The chancellor, Jeremy Hunt, also spoke with the Bank of England governor, Andrew Bailey, on Saturday morning, just hours after the collapse of SVB UK’s parent company, which marked the largest failure by a bank since the 2008 financial crisis.
The City minister, Andrew Griffith, was also set to meet with industry representatives on Saturday afternoon to “discuss the situation and the worries they face”, though some tech leaders are expected to call for government intervention amid fear that nearly all of their deposits will be wiped out.
“The government recognises that tech sector companies are often not cashflow positive as they grow, and that they rely on cash on deposits to cover their day to day costs,” the Treasury said in a statement.
Silicon Valley Bank – which was the 16th largest lender in the US – collapsed and had its assets seized by US regulators on Friday after a tumultuous 48 hours.
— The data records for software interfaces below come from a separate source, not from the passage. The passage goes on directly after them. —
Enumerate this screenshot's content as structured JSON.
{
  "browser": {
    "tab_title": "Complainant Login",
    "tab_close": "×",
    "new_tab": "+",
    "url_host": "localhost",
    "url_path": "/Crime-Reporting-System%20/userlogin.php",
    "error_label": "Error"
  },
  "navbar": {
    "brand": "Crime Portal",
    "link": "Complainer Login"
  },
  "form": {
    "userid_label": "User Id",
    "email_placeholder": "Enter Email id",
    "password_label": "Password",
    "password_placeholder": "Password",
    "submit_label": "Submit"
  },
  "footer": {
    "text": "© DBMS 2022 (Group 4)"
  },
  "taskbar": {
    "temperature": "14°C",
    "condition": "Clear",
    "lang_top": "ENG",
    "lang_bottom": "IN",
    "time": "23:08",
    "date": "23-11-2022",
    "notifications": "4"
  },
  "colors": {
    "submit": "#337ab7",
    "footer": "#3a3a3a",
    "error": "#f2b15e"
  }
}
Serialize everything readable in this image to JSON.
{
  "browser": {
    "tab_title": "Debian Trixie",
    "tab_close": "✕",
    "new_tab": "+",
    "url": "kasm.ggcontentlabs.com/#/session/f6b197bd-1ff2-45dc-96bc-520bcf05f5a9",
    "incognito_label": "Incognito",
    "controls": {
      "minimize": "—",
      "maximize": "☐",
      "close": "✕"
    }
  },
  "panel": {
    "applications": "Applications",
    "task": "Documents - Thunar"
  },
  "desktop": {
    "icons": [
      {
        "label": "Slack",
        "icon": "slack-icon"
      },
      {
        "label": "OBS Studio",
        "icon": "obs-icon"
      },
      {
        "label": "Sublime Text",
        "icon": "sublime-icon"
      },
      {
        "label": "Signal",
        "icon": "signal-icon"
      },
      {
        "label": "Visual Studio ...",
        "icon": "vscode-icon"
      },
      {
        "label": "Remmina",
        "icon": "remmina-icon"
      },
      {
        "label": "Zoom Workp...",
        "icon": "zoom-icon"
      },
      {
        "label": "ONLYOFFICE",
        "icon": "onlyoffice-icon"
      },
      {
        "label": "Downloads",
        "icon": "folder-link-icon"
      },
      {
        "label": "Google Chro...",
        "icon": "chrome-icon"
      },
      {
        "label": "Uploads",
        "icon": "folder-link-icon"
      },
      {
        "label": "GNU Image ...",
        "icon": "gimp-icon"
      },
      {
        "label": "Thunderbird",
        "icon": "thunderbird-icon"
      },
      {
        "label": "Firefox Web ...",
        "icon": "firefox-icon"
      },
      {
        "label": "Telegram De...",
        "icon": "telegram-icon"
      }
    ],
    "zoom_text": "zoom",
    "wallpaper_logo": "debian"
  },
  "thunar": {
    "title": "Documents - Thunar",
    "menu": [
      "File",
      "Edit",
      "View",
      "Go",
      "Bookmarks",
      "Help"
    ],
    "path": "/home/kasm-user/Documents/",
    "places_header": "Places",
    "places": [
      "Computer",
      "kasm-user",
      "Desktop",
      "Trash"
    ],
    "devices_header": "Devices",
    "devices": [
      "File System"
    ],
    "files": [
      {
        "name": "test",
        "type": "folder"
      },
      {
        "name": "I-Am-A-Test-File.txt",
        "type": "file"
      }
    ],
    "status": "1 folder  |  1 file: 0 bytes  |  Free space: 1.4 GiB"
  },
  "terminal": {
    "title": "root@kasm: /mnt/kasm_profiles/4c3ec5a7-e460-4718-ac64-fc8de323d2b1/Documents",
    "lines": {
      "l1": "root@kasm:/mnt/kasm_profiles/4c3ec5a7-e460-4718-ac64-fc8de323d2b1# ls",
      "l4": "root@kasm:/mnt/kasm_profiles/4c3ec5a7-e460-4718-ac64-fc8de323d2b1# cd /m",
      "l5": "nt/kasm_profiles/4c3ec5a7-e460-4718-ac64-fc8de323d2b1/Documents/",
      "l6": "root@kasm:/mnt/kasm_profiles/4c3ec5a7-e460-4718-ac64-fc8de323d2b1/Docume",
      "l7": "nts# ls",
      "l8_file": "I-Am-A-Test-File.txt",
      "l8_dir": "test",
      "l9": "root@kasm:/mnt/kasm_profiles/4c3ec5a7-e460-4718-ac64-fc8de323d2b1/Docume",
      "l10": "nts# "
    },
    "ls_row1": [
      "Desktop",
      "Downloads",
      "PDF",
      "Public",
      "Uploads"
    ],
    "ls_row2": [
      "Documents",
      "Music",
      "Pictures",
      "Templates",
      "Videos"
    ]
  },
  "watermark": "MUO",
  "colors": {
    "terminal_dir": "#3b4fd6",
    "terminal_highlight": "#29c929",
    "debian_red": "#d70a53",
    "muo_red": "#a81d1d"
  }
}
The lender been trying to raise emergency funding to plug a near $2bn (£1.7bn) hole in its finances, after a surge in withdrawals from customers in the tech industry who have seen funding dry up in recent months.
While there is little chance of contagion across the banking sector – given that the biggest banks serve a wider range of customers and have plenty of capital – tech start-ups and investors are worried about the ripple effects for the sector.
A open letter signed by nearly 200 tech executives is now being drafted to the chancellor, who has been pushing for greater investment and hopes the UK will be the “world’s next Silicon Valley”. A version of the draft letter, seen by the Guardian, warned that the majority of the signatories were this weekend “running numbers to see if we are technically insolvent” after losing deposits at SVB UK.
It explained that the tech sector is highly interconnected and the loss of deposits had the potential to cripple the sector, with many business at risk of falling into insolvency overnight.
It is understood that the Bank of England’s decision to place the subsidiary of the collapsed US lender into insolvency on Friday night will override any requests to withdraw or transfer funds to other banks – even if they had been filed, but not executed, by the time authorities stepped in.
It means that most of the lender’s 3,500 customers will see the bulk of their deposits at SVB UK wiped out, despite having been promised by UK chief executive Erin Platts on a Zoom call on Friday afternoon that the bank would continue operating next week as usual.
Attendees pushed Platts about transfer requests, saying many customers were still waiting for their funds to be moved out of their SVB UK accounts amid the panic. Platts said those transfers would still go through, but stressed there was a massive volume of requests to process.
That backlog had built up rapidly, as SVB UK’s 750 staff struggled to keep up as panic over the health of its parent firm gripped global markets.
The growing panic also forced Platts to issue a public statement, assuring customers that SVB UK’s operations were “ringfenced” from the US parent firm, and that deposits were protected up to £85,000 by the Financial Services Compensation Scheme.
But at 11:45pm on Friday night the Bank of England issued a statement confirming that it was placing SVB UK into insolvency. It said customers would receive up to £85,000 through the compensation scheme as soon as possible, while SVB UK’s creditors would receive whatever cash was gained through a liquidation of the other assets.
The Bank of England tried to assure markets, saying the impact of SVB’s closure would be minimal. “SVB UK has a limited presence in the UK and no critical functions supporting the financial system.”
Reports also emerged on Saturday that fledgling lender Bank of London was considering a bid for SVB UK’s operations. However, it is understood that regulators are still planning on proceeding with liquidation plans, rather than courting potential buyers.
The Bank of England and SVB UK declined to comment.